- [Your instructions]
From the entries that follow, report every line in which "Introduction" occurs.

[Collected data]
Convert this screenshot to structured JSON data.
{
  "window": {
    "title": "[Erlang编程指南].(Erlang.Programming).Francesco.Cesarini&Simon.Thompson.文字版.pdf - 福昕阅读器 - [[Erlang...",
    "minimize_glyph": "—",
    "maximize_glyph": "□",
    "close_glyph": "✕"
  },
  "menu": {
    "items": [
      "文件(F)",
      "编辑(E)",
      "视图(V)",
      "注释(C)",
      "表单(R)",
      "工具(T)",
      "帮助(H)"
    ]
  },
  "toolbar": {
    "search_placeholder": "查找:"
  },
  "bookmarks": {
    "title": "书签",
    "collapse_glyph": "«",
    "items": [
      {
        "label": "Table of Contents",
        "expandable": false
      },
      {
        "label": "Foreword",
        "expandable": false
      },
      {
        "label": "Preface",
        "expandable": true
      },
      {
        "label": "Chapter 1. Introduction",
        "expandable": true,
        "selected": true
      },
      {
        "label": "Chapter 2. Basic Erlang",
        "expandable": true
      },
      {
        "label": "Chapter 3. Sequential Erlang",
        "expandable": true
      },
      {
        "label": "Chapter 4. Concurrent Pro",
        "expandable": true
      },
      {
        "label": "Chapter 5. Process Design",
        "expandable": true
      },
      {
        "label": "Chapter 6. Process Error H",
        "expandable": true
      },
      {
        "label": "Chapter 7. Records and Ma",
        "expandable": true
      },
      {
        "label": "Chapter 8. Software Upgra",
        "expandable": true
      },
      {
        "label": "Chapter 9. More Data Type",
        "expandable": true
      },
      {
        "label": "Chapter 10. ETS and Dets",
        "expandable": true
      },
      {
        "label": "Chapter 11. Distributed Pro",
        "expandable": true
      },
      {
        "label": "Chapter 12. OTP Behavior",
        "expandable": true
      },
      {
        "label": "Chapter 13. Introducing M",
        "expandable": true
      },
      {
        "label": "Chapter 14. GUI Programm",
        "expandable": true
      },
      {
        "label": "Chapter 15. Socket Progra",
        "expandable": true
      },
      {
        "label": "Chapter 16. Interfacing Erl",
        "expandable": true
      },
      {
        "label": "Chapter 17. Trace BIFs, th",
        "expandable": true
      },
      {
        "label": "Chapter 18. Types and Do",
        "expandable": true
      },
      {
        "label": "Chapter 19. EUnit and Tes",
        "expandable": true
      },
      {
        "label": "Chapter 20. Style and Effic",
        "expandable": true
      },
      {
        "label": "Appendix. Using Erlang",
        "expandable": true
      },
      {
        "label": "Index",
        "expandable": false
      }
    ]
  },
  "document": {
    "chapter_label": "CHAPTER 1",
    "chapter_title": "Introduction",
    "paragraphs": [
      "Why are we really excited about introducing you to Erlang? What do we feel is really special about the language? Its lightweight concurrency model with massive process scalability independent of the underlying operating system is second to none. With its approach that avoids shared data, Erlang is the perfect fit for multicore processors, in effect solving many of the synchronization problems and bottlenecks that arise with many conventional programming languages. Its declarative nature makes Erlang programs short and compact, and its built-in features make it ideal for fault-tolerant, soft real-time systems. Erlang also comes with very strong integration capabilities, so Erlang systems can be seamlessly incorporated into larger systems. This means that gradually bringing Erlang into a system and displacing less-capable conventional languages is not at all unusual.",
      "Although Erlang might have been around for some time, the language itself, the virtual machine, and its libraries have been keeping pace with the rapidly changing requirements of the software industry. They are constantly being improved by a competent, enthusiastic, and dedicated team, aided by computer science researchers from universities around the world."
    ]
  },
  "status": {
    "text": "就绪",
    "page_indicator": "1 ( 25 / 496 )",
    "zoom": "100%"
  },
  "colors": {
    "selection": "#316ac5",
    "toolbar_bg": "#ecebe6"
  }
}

- [Expected output]
        "label": "Chapter 1. Introduction",
    "chapter_title": "Introduction",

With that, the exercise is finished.